Mark: Actually, it’s funny you asked that. Just last night I had dinner with an old friend. Our sons were best friends when they were young. A few years ago, his son went to work for him. Now, at twenty-eight, he’s president of the company, and he’s making big money. My friend asked me if any of my kids were working for me.
I told him that my first two sons are making their own ways in the world. But my third son, who’s graduating college this year, has expressed an interest in the family businesses.
“He wants to follow in his dad’s footsteps?” my friend asked.
“Not exactly,” I replied. “He just wants to step into my shoes.”
“But that would be great, wouldn’t it?” he said.
I wasn’t sure how I felt. What I want most for my children is for them to be independent and kind. Working for my business—is that independent?
Tom: I guess that depends if he has a real job.
Mark: Exactly. The last thing you’d want—for your kid or your business—is to pressure your son into the business. Nor do you want to offer him a secure way of receiving income.
Tom: Is that what your friend did?
Mark: Not at all. His son is the real deal. He’s really running the business. And it makes his father proud. Having his son work for him has allowed my friend to take on a secondary role in his business. He is able to work less and spend more time traveling.
Tom: That’s a good thing.
Mark: Yes, that’s a good thing. But in my experience, it happens rarely. More frequently the child is over-promoted, and it causes problems. Sometimes it wrecks the business. Sometimes it wrecks the relationship.
Tom: So how does one prevent that?
Mark: By following three rules: make sure they start at the bottom, let them earn their own promotions, and never let them work directly for you.
Tom: I get the first two. But why wouldn’t you want your child working directly for you?
Mark: I’ve hired friends and family before. When I followed all three rules it worked out fine. It was clean. But I’ve also broken the third rule and had them report to me. Half the time that got messy.
Tom: How so?
Mark: In a few cases, they disappointed me, and that lowered my estimation of them. Other times, I disappointed them—usually because they thought I was being especially tough on them (which was probably true). That lowered their estimation of me.
My personal relationships are more important to me than my business relationships. Having a friend or family member report to you risks ruining you personal relationships. I won’t do it anymore.
Tom: You said that half the time having friends and relatives working for you didn’t work out, and you explained why. What about the other half?
Mark: The other half worked out very well. And I’m happy for that. But I’m not willing to risk my personal relationships based on a 50/50 chance.
Tom: I noticed that the last film you produced listed no fewer than four of your family members on the credits.
Mark: (Cough, cough) You got me there.
Tom: Do I smell a bit of hypocrisy here?

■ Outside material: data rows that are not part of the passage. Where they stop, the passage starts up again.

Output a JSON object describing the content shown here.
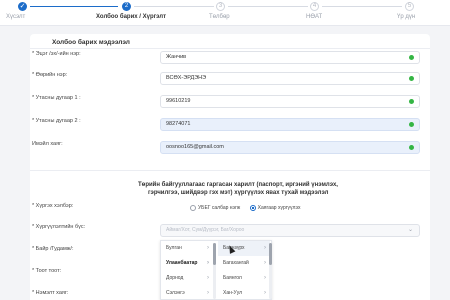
{
  "stepper": {
    "steps": [
      {
        "label": "Хүсэлт",
        "marker": "✓",
        "state": "done"
      },
      {
        "label": "Холбоо барих / Хүргэлт",
        "marker": "2",
        "state": "active"
      },
      {
        "label": "Төлбөр",
        "marker": "3",
        "state": "todo"
      },
      {
        "label": "НӨАТ",
        "marker": "4",
        "state": "todo"
      },
      {
        "label": "Үр дүн",
        "marker": "5",
        "state": "todo"
      }
    ]
  },
  "contact": {
    "title": "Холбоо барих мэдээлэл",
    "fields": [
      {
        "label": "* Эцэг /эх/-ийн нэр:",
        "value": "Жанчив",
        "filled": false,
        "valid": true
      },
      {
        "label": "* Өөрийн нэр:",
        "value": "ВСӨХ-ЭРДЭНЭ",
        "filled": false,
        "valid": true
      },
      {
        "label": "* Утасны дугаар 1 :",
        "value": "99610219",
        "filled": false,
        "valid": true
      },
      {
        "label": "* Утасны дугаар 2 :",
        "value": "98274071",
        "filled": true,
        "valid": true
      },
      {
        "label": "Имэйл хаяг:",
        "value": "oosnoo165@gmail.com",
        "filled": true,
        "valid": true
      }
    ]
  },
  "delivery": {
    "title_line1": "Төрийн байгууллагаас гаргасан харилт (паспорт, иргэний үнэмлэх,",
    "title_line2": "гэрчилгээ, шийдвэр гэх мэт) хүргүүлэх явах тухай мэдээлэл",
    "method_label": "* Хүргэх хэлбэр:",
    "option_pickup": "УБЕГ салбар нэгж",
    "option_delivery": "Хаягаар хүргүүлэх",
    "selected_option": "Хаягаар хүргүүлэх",
    "area_label": "* Хүргүүлэлтийн бүс:",
    "area_placeholder": "Аймаг/Хот, Сум/Дүүрэг, Баг/Хороо",
    "building_label": "* Байр /Гудамж/:",
    "door_label": "* Тоот тоот:",
    "extra_label": "* Нэмэлт хаяг:"
  },
  "dropdown": {
    "col1": [
      {
        "label": "Булган",
        "bold": false
      },
      {
        "label": "Улаанбаатар",
        "bold": true
      },
      {
        "label": "Дорнод",
        "bold": false
      },
      {
        "label": "Сэлэнгэ",
        "bold": false
      }
    ],
    "col2": [
      {
        "label": "Баянзүрх",
        "hover": true
      },
      {
        "label": "Багахангай",
        "hover": false
      },
      {
        "label": "Баянгол",
        "hover": false
      },
      {
        "label": "Хан-Уул",
        "hover": false
      }
    ]
  }
}
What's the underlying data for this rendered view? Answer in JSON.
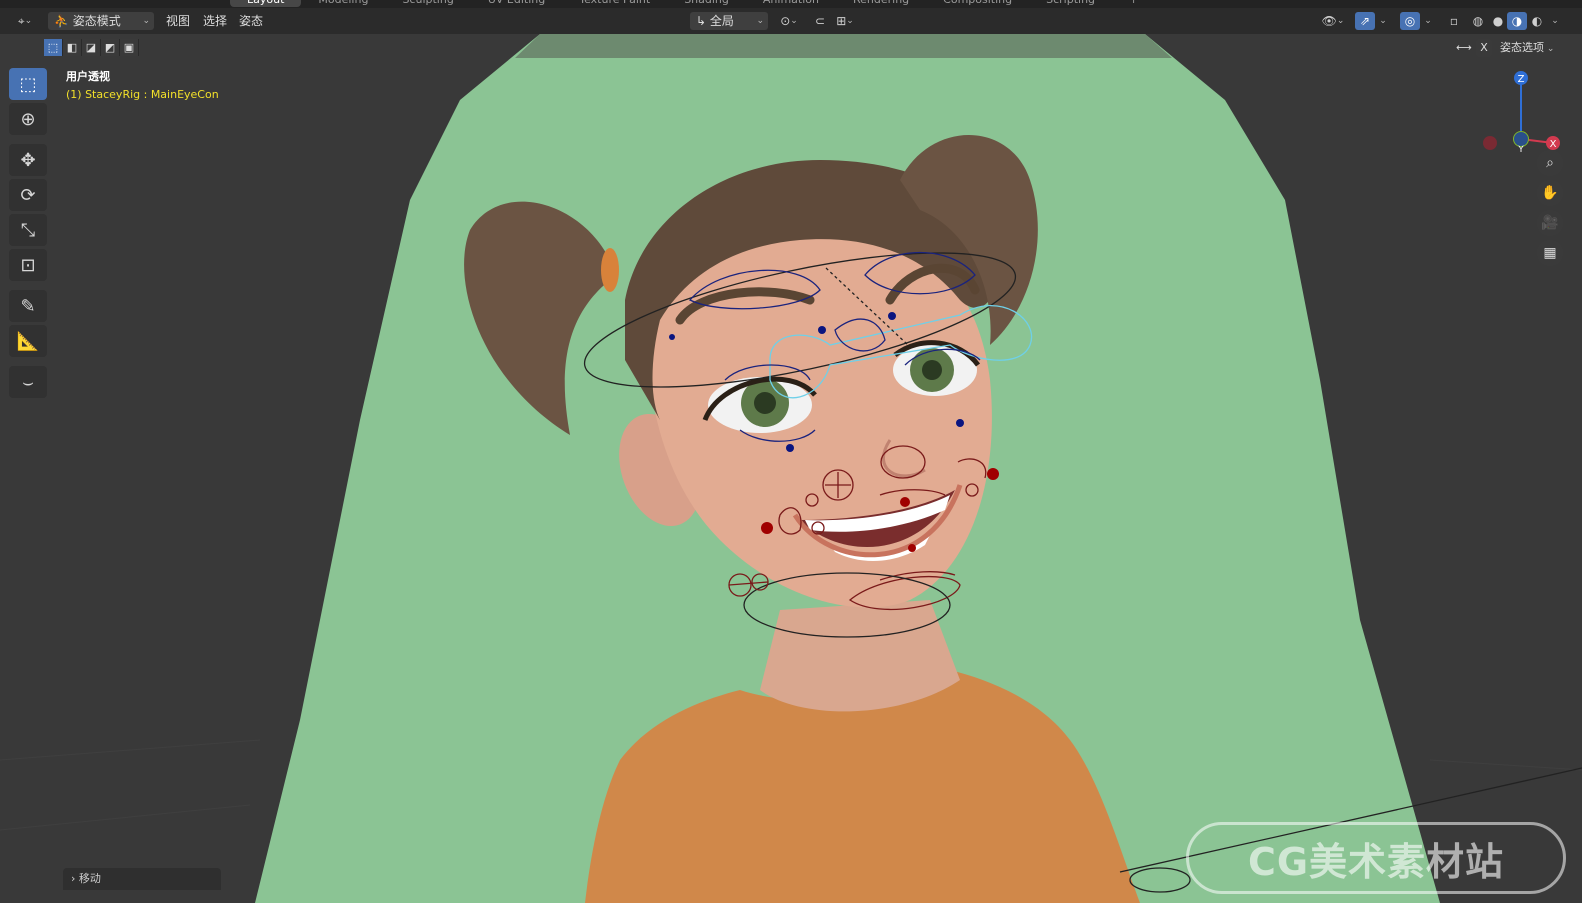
{
  "workspace_tabs": [
    "Layout",
    "Modeling",
    "Sculpting",
    "UV Editing",
    "Texture Paint",
    "Shading",
    "Animation",
    "Rendering",
    "Compositing",
    "Scripting",
    "+"
  ],
  "header": {
    "mode": "姿态模式",
    "menus": [
      "视图",
      "选择",
      "姿态"
    ],
    "transform_orientation": "全局"
  },
  "pose_options_label": "姿态选项",
  "mirror_x": "X",
  "viewport": {
    "view_name": "用户透视",
    "active_object": "(1) StaceyRig : MainEyeCon"
  },
  "gizmo": {
    "z": "Z",
    "y": "Y",
    "x": "X"
  },
  "last_operator": "移动",
  "watermark": "CG美术素材站",
  "colors": {
    "accent": "#4772b3",
    "background_green": "#8bc494",
    "shirt": "#d0884a",
    "skin": "#dfa98e",
    "hair": "#5f4a3a",
    "info_yellow": "#f2e02a"
  },
  "icons": {
    "toolbar": [
      "select-box-icon",
      "cursor-icon",
      "move-icon",
      "rotate-icon",
      "scale-icon",
      "transform-icon",
      "annotate-icon",
      "measure-icon",
      "bone-curve-icon"
    ],
    "nav": [
      "zoom-icon",
      "pan-hand-icon",
      "camera-icon",
      "grid-view-icon"
    ]
  }
}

Mark: If it were not for hypocrisy, I’d have no good advice to give at all.
Mark: It so happens that four of my siblings and two of my children have experience in the movie business. It was a low-budget ($500,000) movie. They were willing to work cheap. Nepotism, in this case, was good for the balance sheet. And strictly speaking, they didn’t report to me.
Mark: (Cough, cough) Can we get on to another question?
Tom: What about the idea of creating a family business? What’s wrong with creating a business that you can leave to your heirs?
Mark: In theory, nothing. If you build an enduring business, it is natural to want to make it available to your offspring. But history shows us that, for the most part, one’s children will destroy the business. And if they don’t, their children certainly will.
Tom: That’s very cynical.
Mark: That’s history. Look at all the mega-businesses built during the industrial revolution. How many of them still have family members at the helm?
Tom: I can think of only one. Ford Motor Company.
Mark: Me too. The truth is, I like the idea of one of my kids taking over one of my businesses. But he’s got to earn it based on his accomplishments, not on his blood.
Tom: What about the equity in your business? What do you think about leaving that to your children?
Mark: Now you are talking about inheritance. That’s another big subject.
Tom: One we can talk about in depth another day. But give me a hint. Do you intend to leave any of your businesses to your kids?
Mark: Well, I can’t talk about that honestly. My wife and I have told our boys that they won’t inherit a nickel from us. We’ve told them they have to make their own way in the world.
Tom: So you are lying to them?
Mark: You seem to be exposing parts of my personality I would rather leave hidden. What are you, my publisher or my shrink?
Tom: Okay. You’ve said enough for today. We’ll talk about inheritances next time.
Mark: So long as the interview is published posthumously.